Dataset rows for apps and sites:
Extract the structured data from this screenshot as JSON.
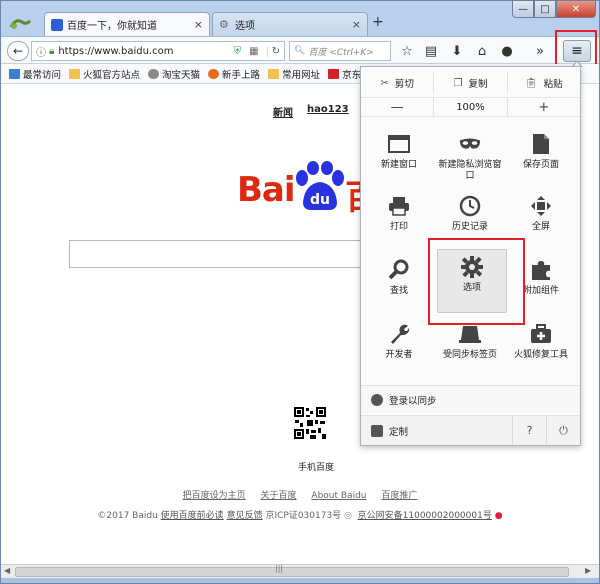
{
  "window": {
    "tabs": [
      {
        "title": "百度一下，你就知道",
        "close": "×"
      },
      {
        "title": "选项",
        "close": "×"
      }
    ],
    "new_tab": "+",
    "controls": {
      "minimize": "—",
      "maximize": "□",
      "close": "✕"
    }
  },
  "navbar": {
    "back": "←",
    "url": "https://www.baidu.com",
    "search_placeholder": "百度 <Ctrl+K>",
    "menu_button": "≡"
  },
  "bookmarks": [
    {
      "label": "最常访问",
      "color": "#3b7fd4"
    },
    {
      "label": "火狐官方站点",
      "color": "#f2c14e"
    },
    {
      "label": "淘宝天猫",
      "color": "#888888"
    },
    {
      "label": "新手上路",
      "color": "#e66a1f"
    },
    {
      "label": "常用网址",
      "color": "#f2c14e"
    },
    {
      "label": "京东",
      "color": "#d4202a"
    }
  ],
  "page": {
    "top_links": [
      "新闻",
      "hao123"
    ],
    "logo_left": "Bai",
    "logo_right": "百",
    "logo_paw": "du",
    "qr_label": "手机百度",
    "footer_links": [
      "把百度设为主页",
      "关于百度",
      "About Baidu",
      "百度推广"
    ],
    "copyright": "©2017 Baidu",
    "footer_u1": "使用百度前必读",
    "footer_u2": "意见反馈",
    "icp": "京ICP证030173号",
    "beian": "京公网安备11000002000001号"
  },
  "menu": {
    "edit": {
      "cut": "剪切",
      "copy": "复制",
      "paste": "粘贴"
    },
    "zoom": {
      "minus": "—",
      "level": "100%",
      "plus": "+"
    },
    "items": [
      {
        "label": "新建窗口",
        "icon": "window-icon"
      },
      {
        "label": "新建隐私浏览窗口",
        "icon": "mask-icon"
      },
      {
        "label": "保存页面",
        "icon": "page-icon"
      },
      {
        "label": "打印",
        "icon": "printer-icon"
      },
      {
        "label": "历史记录",
        "icon": "clock-icon"
      },
      {
        "label": "全屏",
        "icon": "fullscreen-icon"
      },
      {
        "label": "查找",
        "icon": "search-icon"
      },
      {
        "label": "选项",
        "icon": "gear-icon"
      },
      {
        "label": "附加组件",
        "icon": "puzzle-icon"
      },
      {
        "label": "开发者",
        "icon": "wrench-icon"
      },
      {
        "label": "受同步标签页",
        "icon": "sync-tabs-icon"
      },
      {
        "label": "火狐修复工具",
        "icon": "toolbox-icon"
      }
    ],
    "sync": "登录以同步",
    "customize": "定制",
    "help": "?",
    "quit": "⏻"
  }
}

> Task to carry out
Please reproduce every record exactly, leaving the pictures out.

> Expected answer
Extract the structured data from this screenshot as JSON.
{
  "window": {
    "tabs": [
      {
        "title": "百度一下，你就知道",
        "close": "×"
      },
      {
        "title": "选项",
        "close": "×"
      }
    ],
    "new_tab": "+",
    "controls": {
      "minimize": "—",
      "maximize": "□",
      "close": "✕"
    }
  },
  "navbar": {
    "back": "←",
    "url": "https://www.baidu.com",
    "search_placeholder": "百度 <Ctrl+K>",
    "menu_button": "≡"
  },
  "bookmarks": [
    {
      "label": "最常访问",
      "color": "#3b7fd4"
    },
    {
      "label": "火狐官方站点",
      "color": "#f2c14e"
    },
    {
      "label": "淘宝天猫",
      "color": "#888888"
    },
    {
      "label": "新手上路",
      "color": "#e66a1f"
    },
    {
      "label": "常用网址",
      "color": "#f2c14e"
    },
    {
      "label": "京东",
      "color": "#d4202a"
    }
  ],
  "page": {
    "top_links": [
      "新闻",
      "hao123"
    ],
    "logo_left": "Bai",
    "logo_right": "百",
    "logo_paw": "du",
    "qr_label": "手机百度",
    "footer_links": [
      "把百度设为主页",
      "关于百度",
      "About Baidu",
      "百度推广"
    ],
    "copyright": "©2017 Baidu",
    "footer_u1": "使用百度前必读",
    "footer_u2": "意见反馈",
    "icp": "京ICP证030173号",
    "beian": "京公网安备11000002000001号"
  },
  "menu": {
    "edit": {
      "cut": "剪切",
      "copy": "复制",
      "paste": "粘贴"
    },
    "zoom": {
      "minus": "—",
      "level": "100%",
      "plus": "+"
    },
    "items": [
      {
        "label": "新建窗口",
        "icon": "window-icon"
      },
      {
        "label": "新建隐私浏览窗口",
        "icon": "mask-icon"
      },
      {
        "label": "保存页面",
        "icon": "page-icon"
      },
      {
        "label": "打印",
        "icon": "printer-icon"
      },
      {
        "label": "历史记录",
        "icon": "clock-icon"
      },
      {
        "label": "全屏",
        "icon": "fullscreen-icon"
      },
      {
        "label": "查找",
        "icon": "search-icon"
      },
      {
        "label": "选项",
        "icon": "gear-icon"
      },
      {
        "label": "附加组件",
        "icon": "puzzle-icon"
      },
      {
        "label": "开发者",
        "icon": "wrench-icon"
      },
      {
        "label": "受同步标签页",
        "icon": "sync-tabs-icon"
      },
      {
        "label": "火狐修复工具",
        "icon": "toolbox-icon"
      }
    ],
    "sync": "登录以同步",
    "customize": "定制",
    "help": "?",
    "quit": "⏻"
  }
}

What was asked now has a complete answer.